Guided Lessons

# Stack It Up

Your class will love this number comparison lesson that allows them to be hands on in their classroom. Students will use blocks to understand the difference in numbers and what they represent.

No standards associated with this content.

No standards associated with this content.

No standards associated with this content.

Which set of standards are you looking for?

Students will be able to compare two two-digit numbers.

(5 minutes)
• Call students together.
• Ask students to think about a time they have needed to compare two things. If students need help coming up with a time, possible suggestions are choosing which piece of cake was bigger or picking the bouncier ball.
• As students think about these experiences, remind them that in these situations, they were considering which item was bigger or greater in some way.
• Explain to students that today they will be determining which number is greater.
(5 minutes)
• Have students choose two numbers less than one hundred to compare. Write these two numbers on the board.
• Show students the tens sticks and the ones unit blocks. Demonstrate how to build a number using them. It may be useful to actually show the way that ten one unit blocks equals the ten stick.
• Explain to students that two-digit numbers have a number in the tens place and a number in the ones place. Using the example numbers, point out the numbers in the tens and ones places. Show students that they need the same number of tens sticks as the number in the tens place and the same number of one unit blocks as the number in the ones place. Build the example numbers out of blocks.
• Using the blocks, have students determine which number is larger.
• Remind students that a number can be greater than, less than, or equal to another number. Tell students the Equal to (=)Sign is used to show two numbers are equal. The Greater than (>)And Less than (<)Signs look like an alligator’s mouth. The mouth wants to eat the bigger number, so it is always open towards the bigger number. Using these signs, write the appropriate symbol between the example numbers.
(5 minutes)
• Repeat this process a few more times with students taking a more active role in building the numbers, determining which number is greater, and writing the appropriate equation.
• Once students seem to understand this process, tell students that they can compare numbers without using the unit blocks.
• Have students think about which is greater, the tens stick or the ones unit blocks.

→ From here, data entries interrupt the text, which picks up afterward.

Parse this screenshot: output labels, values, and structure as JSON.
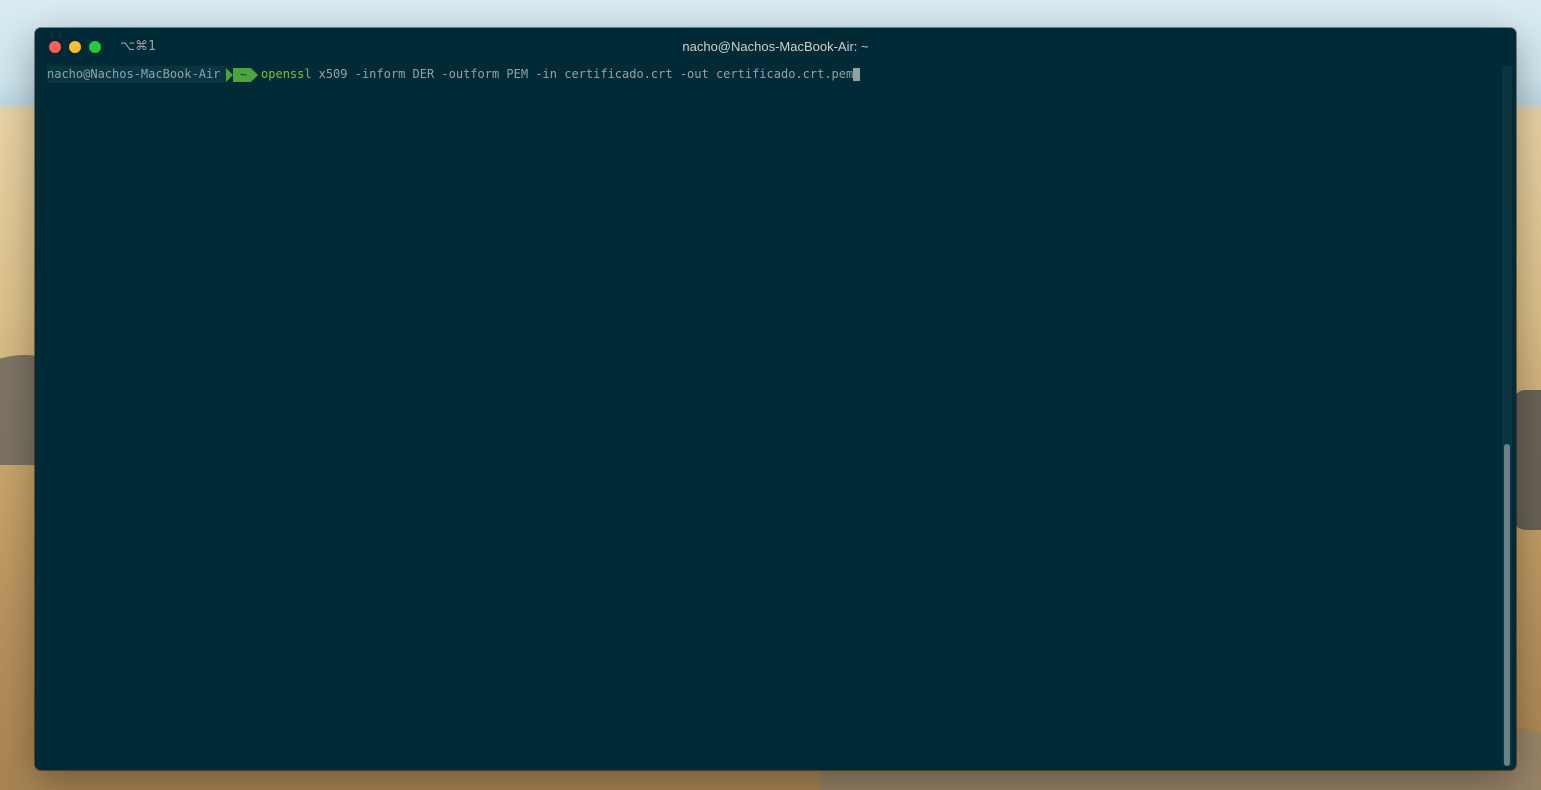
{
  "window": {
    "title": "nacho@Nachos-MacBook-Air: ~",
    "shortcut": "⌥⌘1"
  },
  "prompt": {
    "host": "nacho@Nachos-MacBook-Air",
    "dir": "~"
  },
  "command": {
    "name": "openssl",
    "args": "x509 -inform DER -outform PEM -in certificado.crt -out certificado.crt.pem"
  },
  "scrollbar": {
    "thumb_fraction_start": 0.54
  },
  "colors": {
    "terminal_bg": "#002b36",
    "prompt_host_bg": "#073642",
    "prompt_dir_bg": "#4ba53a",
    "command_name": "#85c02a",
    "text": "#93a1a1"
  },
  "icons": [
    "close-icon",
    "minimize-icon",
    "maximize-icon"
  ]
}
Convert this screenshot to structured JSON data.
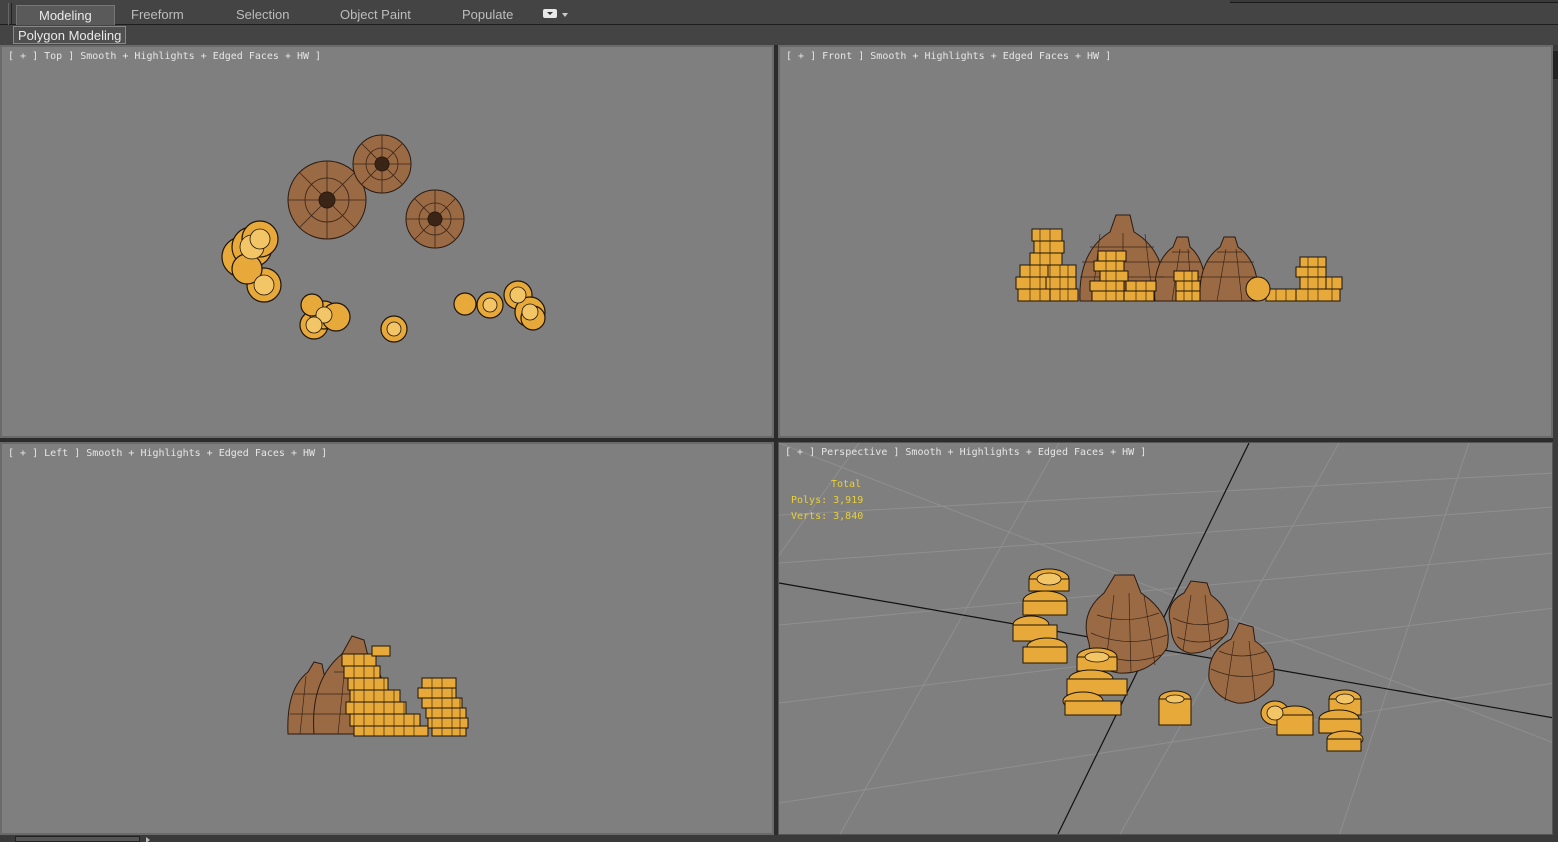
{
  "ribbon": {
    "tabs": [
      {
        "label": "Modeling",
        "active": true
      },
      {
        "label": "Freeform"
      },
      {
        "label": "Selection"
      },
      {
        "label": "Object Paint"
      },
      {
        "label": "Populate"
      }
    ],
    "panel_label": "Polygon Modeling"
  },
  "viewports": {
    "top": {
      "label": "[ + ] Top ] Smooth + Highlights + Edged Faces + HW ]"
    },
    "front": {
      "label": "[ + ] Front ] Smooth + Highlights + Edged Faces + HW ]"
    },
    "left": {
      "label": "[ + ] Left ] Smooth + Highlights + Edged Faces + HW ]"
    },
    "persp": {
      "label": "[ + ] Perspective ] Smooth + Highlights + Edged Faces + HW ]"
    }
  },
  "stats": {
    "title": "Total",
    "polys": "Polys: 3,919",
    "verts": "Verts: 3,840"
  },
  "colors": {
    "viewport_bg": "#7f7f7f",
    "coin": "#e6a93a",
    "bag": "#9a6a45",
    "stats_text": "#e8d13a"
  }
}
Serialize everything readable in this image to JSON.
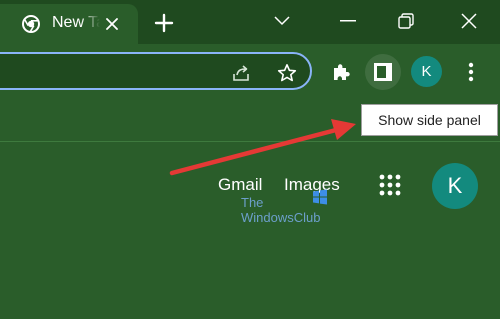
{
  "tab": {
    "title": "New Tab",
    "close_icon": "close-icon",
    "favicon": "chrome-icon"
  },
  "new_tab_icon": "plus-icon",
  "window_controls": [
    "chevron-down-icon",
    "minimize-icon",
    "restore-icon",
    "close-icon"
  ],
  "toolbar": {
    "omnibox_icons": [
      "share-icon",
      "star-icon"
    ],
    "extensions_icon": "puzzle-icon",
    "side_panel_icon": "side-panel-icon",
    "profile_initial": "K",
    "menu_icon": "more-vert-icon"
  },
  "tooltip": {
    "text": "Show side panel"
  },
  "ntp": {
    "gmail_label": "Gmail",
    "images_label": "Images",
    "apps_icon": "apps-grid-icon",
    "profile_initial": "K"
  },
  "watermark": {
    "line1": "The",
    "line2": "WindowsClub"
  },
  "colors": {
    "frame": "#1f4a1f",
    "background": "#2a5d2a",
    "focus_ring": "#8ab4f8",
    "avatar": "#138a7e",
    "annotation_arrow": "#e53935"
  }
}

Once students realise that the tens units are worth more, explain that students can just look to the tens unit. If a two-digit number has a higher tens digit number, it will be greater.
• Tell students that if both numbers have the same tens digit number, students should look to the ones digit. The number with the larger ones digit will be greater. If the tens and ones digits are both equal in a two-digit number, the two numbers are equal. Demonstrate this with a few different number combinations.
• Ask if students have any questions. Send students back to their seats to work with a partner. One partner should choose 2 two-digit numbers. The other partner should record the numbers, determine which number is greater, and write the appropriate equation. Students should go back and forth making sure to record their work. Whether or not students may use unit blocks is at your discretion.
(10 minutes)
• While students are working, any adults in the room should be circulating, correcting misconceptions, and answering any questions. It can be helpful to set a calming atmosphere through soft music.
• Make sure to leave any examples from the class discussion posted prominently where students can refer to them as they work.
• Enrichment:To add a greater challenge, decimals and numbers with place values in the hundreds and higher can be included.
• Support:For students who need a little extra assistance, choosing numbers ahead of time and having both partners work together to figure out the answer can provide more scaffolding. Giving students number lines or hundreds charts as another visual representation to go along with the units blocks can also be helpful.
(5 minutes)
• Whether or not students have met the learning objective can be assessed based on their work during the independent work time. Student work should demonstrate a mastery of greater than (>), less than (<), and equal to (=). Student contributions and performance in class discussions can also be considered to determine whether or not a student understands comparisons.
• As an additional assessment tool, students can be assigned more comparisons for homework. These can be done with or without unit blocks, since students should understand after the lesson that they should look to the tens place value first and then the ones place value.
(5 minutes)
• Call students back together.
• Ask students to share about their experiences with comparing numbers. Did anything surprise them? Did they ever confuse the tens and ones digits?
• Remind students that the greater than (>) and less than (<) signs look like an alligator’s mouth. The mouth wants to eat the bigger number, so it always is open on the side of the bigger number. If the two number are equal, the mouth doesn’t know which side to eat, so it becomes an equal sign (=).
• Encourage students to compare by looking at the tens values first. If the tens values are the same, then they should look at the ones to determine which number is greater or if the numbers are equal.